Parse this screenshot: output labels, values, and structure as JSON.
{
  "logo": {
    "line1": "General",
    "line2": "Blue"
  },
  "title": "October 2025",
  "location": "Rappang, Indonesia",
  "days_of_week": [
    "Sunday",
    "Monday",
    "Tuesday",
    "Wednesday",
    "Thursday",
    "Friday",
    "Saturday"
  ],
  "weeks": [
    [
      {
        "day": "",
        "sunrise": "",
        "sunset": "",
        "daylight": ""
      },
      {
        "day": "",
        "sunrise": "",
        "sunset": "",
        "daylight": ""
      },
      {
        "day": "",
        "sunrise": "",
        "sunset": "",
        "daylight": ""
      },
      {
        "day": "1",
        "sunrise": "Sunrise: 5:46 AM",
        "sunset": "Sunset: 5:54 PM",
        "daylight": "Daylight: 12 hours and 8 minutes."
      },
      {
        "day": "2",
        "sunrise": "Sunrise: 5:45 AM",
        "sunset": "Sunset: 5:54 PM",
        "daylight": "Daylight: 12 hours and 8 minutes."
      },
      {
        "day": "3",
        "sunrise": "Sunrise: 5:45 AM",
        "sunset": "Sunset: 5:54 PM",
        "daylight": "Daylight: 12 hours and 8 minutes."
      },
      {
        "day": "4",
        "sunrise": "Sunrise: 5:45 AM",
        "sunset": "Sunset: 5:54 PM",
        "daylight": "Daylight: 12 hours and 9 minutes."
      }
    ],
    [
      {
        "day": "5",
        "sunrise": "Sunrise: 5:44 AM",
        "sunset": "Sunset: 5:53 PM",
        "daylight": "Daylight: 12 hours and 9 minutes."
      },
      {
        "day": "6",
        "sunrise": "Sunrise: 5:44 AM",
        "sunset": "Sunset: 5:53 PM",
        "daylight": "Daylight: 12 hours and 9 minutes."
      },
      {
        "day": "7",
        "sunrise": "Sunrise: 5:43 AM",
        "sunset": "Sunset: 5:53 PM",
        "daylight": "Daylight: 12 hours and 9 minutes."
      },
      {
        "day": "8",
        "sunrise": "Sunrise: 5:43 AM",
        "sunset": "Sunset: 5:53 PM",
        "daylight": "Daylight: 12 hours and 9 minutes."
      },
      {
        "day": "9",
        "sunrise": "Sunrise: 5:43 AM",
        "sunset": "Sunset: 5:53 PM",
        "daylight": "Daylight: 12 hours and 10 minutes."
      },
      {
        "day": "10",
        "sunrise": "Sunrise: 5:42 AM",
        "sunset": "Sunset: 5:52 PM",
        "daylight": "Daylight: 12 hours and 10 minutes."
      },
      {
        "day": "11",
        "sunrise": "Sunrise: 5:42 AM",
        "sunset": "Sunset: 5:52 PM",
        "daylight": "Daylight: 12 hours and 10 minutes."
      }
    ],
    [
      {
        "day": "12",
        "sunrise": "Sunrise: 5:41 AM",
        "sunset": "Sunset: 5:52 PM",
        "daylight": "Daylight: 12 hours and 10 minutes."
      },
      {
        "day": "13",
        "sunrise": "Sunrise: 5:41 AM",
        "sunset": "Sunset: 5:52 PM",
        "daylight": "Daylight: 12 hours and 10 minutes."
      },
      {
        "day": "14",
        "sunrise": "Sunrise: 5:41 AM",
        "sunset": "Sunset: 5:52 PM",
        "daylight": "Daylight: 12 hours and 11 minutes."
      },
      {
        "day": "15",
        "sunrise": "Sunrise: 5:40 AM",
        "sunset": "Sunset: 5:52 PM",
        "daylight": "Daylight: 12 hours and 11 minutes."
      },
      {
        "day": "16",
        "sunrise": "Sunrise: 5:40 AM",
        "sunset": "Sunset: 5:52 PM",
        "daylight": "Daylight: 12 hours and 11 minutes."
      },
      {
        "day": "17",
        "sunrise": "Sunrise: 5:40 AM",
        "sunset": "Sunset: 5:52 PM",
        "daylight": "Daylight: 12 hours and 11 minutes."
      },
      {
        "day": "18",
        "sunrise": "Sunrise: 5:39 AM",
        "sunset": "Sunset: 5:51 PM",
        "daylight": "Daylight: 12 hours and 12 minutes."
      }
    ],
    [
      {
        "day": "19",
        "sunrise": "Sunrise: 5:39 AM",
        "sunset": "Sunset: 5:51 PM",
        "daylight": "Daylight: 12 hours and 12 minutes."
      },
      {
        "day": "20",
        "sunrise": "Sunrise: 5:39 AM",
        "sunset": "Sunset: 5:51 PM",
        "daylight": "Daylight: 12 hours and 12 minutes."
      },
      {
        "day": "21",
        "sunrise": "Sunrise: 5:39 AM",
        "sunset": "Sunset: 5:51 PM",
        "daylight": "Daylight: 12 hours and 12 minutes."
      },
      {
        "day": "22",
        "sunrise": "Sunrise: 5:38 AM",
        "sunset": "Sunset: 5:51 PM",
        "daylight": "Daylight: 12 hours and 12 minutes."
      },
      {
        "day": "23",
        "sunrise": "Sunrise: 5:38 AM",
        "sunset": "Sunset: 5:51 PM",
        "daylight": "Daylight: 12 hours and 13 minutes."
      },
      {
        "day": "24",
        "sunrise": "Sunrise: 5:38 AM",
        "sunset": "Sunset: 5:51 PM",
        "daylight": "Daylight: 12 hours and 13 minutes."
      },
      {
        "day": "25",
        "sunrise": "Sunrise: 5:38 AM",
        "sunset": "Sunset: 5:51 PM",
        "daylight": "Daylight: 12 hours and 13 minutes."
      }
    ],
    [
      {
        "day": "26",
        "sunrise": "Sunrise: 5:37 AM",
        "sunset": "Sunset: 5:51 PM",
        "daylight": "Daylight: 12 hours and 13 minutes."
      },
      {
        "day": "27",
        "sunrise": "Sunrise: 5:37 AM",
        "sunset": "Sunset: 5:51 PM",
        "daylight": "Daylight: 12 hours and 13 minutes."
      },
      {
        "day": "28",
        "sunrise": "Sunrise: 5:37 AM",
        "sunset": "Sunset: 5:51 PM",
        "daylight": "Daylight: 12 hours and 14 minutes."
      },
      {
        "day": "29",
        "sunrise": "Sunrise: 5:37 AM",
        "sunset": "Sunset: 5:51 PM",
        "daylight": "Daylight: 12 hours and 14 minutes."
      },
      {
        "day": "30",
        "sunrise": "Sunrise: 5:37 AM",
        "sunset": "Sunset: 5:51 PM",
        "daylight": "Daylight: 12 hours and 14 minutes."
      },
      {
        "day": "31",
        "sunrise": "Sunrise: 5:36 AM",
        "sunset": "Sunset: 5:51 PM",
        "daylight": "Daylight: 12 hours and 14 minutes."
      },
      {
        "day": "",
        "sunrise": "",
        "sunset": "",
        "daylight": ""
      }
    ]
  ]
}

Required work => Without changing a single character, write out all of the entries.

Answer for this exercise =>
Parse this screenshot: output labels, values, and structure as JSON.
{
  "logo": {
    "line1": "General",
    "line2": "Blue"
  },
  "title": "October 2025",
  "location": "Rappang, Indonesia",
  "days_of_week": [
    "Sunday",
    "Monday",
    "Tuesday",
    "Wednesday",
    "Thursday",
    "Friday",
    "Saturday"
  ],
  "weeks": [
    [
      {
        "day": "",
        "sunrise": "",
        "sunset": "",
        "daylight": ""
      },
      {
        "day": "",
        "sunrise": "",
        "sunset": "",
        "daylight": ""
      },
      {
        "day": "",
        "sunrise": "",
        "sunset": "",
        "daylight": ""
      },
      {
        "day": "1",
        "sunrise": "Sunrise: 5:46 AM",
        "sunset": "Sunset: 5:54 PM",
        "daylight": "Daylight: 12 hours and 8 minutes."
      },
      {
        "day": "2",
        "sunrise": "Sunrise: 5:45 AM",
        "sunset": "Sunset: 5:54 PM",
        "daylight": "Daylight: 12 hours and 8 minutes."
      },
      {
        "day": "3",
        "sunrise": "Sunrise: 5:45 AM",
        "sunset": "Sunset: 5:54 PM",
        "daylight": "Daylight: 12 hours and 8 minutes."
      },
      {
        "day": "4",
        "sunrise": "Sunrise: 5:45 AM",
        "sunset": "Sunset: 5:54 PM",
        "daylight": "Daylight: 12 hours and 9 minutes."
      }
    ],
    [
      {
        "day": "5",
        "sunrise": "Sunrise: 5:44 AM",
        "sunset": "Sunset: 5:53 PM",
        "daylight": "Daylight: 12 hours and 9 minutes."
      },
      {
        "day": "6",
        "sunrise": "Sunrise: 5:44 AM",
        "sunset": "Sunset: 5:53 PM",
        "daylight": "Daylight: 12 hours and 9 minutes."
      },
      {
        "day": "7",
        "sunrise": "Sunrise: 5:43 AM",
        "sunset": "Sunset: 5:53 PM",
        "daylight": "Daylight: 12 hours and 9 minutes."
      },
      {
        "day": "8",
        "sunrise": "Sunrise: 5:43 AM",
        "sunset": "Sunset: 5:53 PM",
        "daylight": "Daylight: 12 hours and 9 minutes."
      },
      {
        "day": "9",
        "sunrise": "Sunrise: 5:43 AM",
        "sunset": "Sunset: 5:53 PM",
        "daylight": "Daylight: 12 hours and 10 minutes."
      },
      {
        "day": "10",
        "sunrise": "Sunrise: 5:42 AM",
        "sunset": "Sunset: 5:52 PM",
        "daylight": "Daylight: 12 hours and 10 minutes."
      },
      {
        "day": "11",
        "sunrise": "Sunrise: 5:42 AM",
        "sunset": "Sunset: 5:52 PM",
        "daylight": "Daylight: 12 hours and 10 minutes."
      }
    ],
    [
      {
        "day": "12",
        "sunrise": "Sunrise: 5:41 AM",
        "sunset": "Sunset: 5:52 PM",
        "daylight": "Daylight: 12 hours and 10 minutes."
      },
      {
        "day": "13",
        "sunrise": "Sunrise: 5:41 AM",
        "sunset": "Sunset: 5:52 PM",
        "daylight": "Daylight: 12 hours and 10 minutes."
      },
      {
        "day": "14",
        "sunrise": "Sunrise: 5:41 AM",
        "sunset": "Sunset: 5:52 PM",
        "daylight": "Daylight: 12 hours and 11 minutes."
      },
      {
        "day": "15",
        "sunrise": "Sunrise: 5:40 AM",
        "sunset": "Sunset: 5:52 PM",
        "daylight": "Daylight: 12 hours and 11 minutes."
      },
      {
        "day": "16",
        "sunrise": "Sunrise: 5:40 AM",
        "sunset": "Sunset: 5:52 PM",
        "daylight": "Daylight: 12 hours and 11 minutes."
      },
      {
        "day": "17",
        "sunrise": "Sunrise: 5:40 AM",
        "sunset": "Sunset: 5:52 PM",
        "daylight": "Daylight: 12 hours and 11 minutes."
      },
      {
        "day": "18",
        "sunrise": "Sunrise: 5:39 AM",
        "sunset": "Sunset: 5:51 PM",
        "daylight": "Daylight: 12 hours and 12 minutes."
      }
    ],
    [
      {
        "day": "19",
        "sunrise": "Sunrise: 5:39 AM",
        "sunset": "Sunset: 5:51 PM",
        "daylight": "Daylight: 12 hours and 12 minutes."
      },
      {
        "day": "20",
        "sunrise": "Sunrise: 5:39 AM",
        "sunset": "Sunset: 5:51 PM",
        "daylight": "Daylight: 12 hours and 12 minutes."
      },
      {
        "day": "21",
        "sunrise": "Sunrise: 5:39 AM",
        "sunset": "Sunset: 5:51 PM",
        "daylight": "Daylight: 12 hours and 12 minutes."
      },
      {
        "day": "22",
        "sunrise": "Sunrise: 5:38 AM",
        "sunset": "Sunset: 5:51 PM",
        "daylight": "Daylight: 12 hours and 12 minutes."
      },
      {
        "day": "23",
        "sunrise": "Sunrise: 5:38 AM",
        "sunset": "Sunset: 5:51 PM",
        "daylight": "Daylight: 12 hours and 13 minutes."
      },
      {
        "day": "24",
        "sunrise": "Sunrise: 5:38 AM",
        "sunset": "Sunset: 5:51 PM",
        "daylight": "Daylight: 12 hours and 13 minutes."
      },
      {
        "day": "25",
        "sunrise": "Sunrise: 5:38 AM",
        "sunset": "Sunset: 5:51 PM",
        "daylight": "Daylight: 12 hours and 13 minutes."
      }
    ],
    [
      {
        "day": "26",
        "sunrise": "Sunrise: 5:37 AM",
        "sunset": "Sunset: 5:51 PM",
        "daylight": "Daylight: 12 hours and 13 minutes."
      },
      {
        "day": "27",
        "sunrise": "Sunrise: 5:37 AM",
        "sunset": "Sunset: 5:51 PM",
        "daylight": "Daylight: 12 hours and 13 minutes."
      },
      {
        "day": "28",
        "sunrise": "Sunrise: 5:37 AM",
        "sunset": "Sunset: 5:51 PM",
        "daylight": "Daylight: 12 hours and 14 minutes."
      },
      {
        "day": "29",
        "sunrise": "Sunrise: 5:37 AM",
        "sunset": "Sunset: 5:51 PM",
        "daylight": "Daylight: 12 hours and 14 minutes."
      },
      {
        "day": "30",
        "sunrise": "Sunrise: 5:37 AM",
        "sunset": "Sunset: 5:51 PM",
        "daylight": "Daylight: 12 hours and 14 minutes."
      },
      {
        "day": "31",
        "sunrise": "Sunrise: 5:36 AM",
        "sunset": "Sunset: 5:51 PM",
        "daylight": "Daylight: 12 hours and 14 minutes."
      },
      {
        "day": "",
        "sunrise": "",
        "sunset": "",
        "daylight": ""
      }
    ]
  ]
}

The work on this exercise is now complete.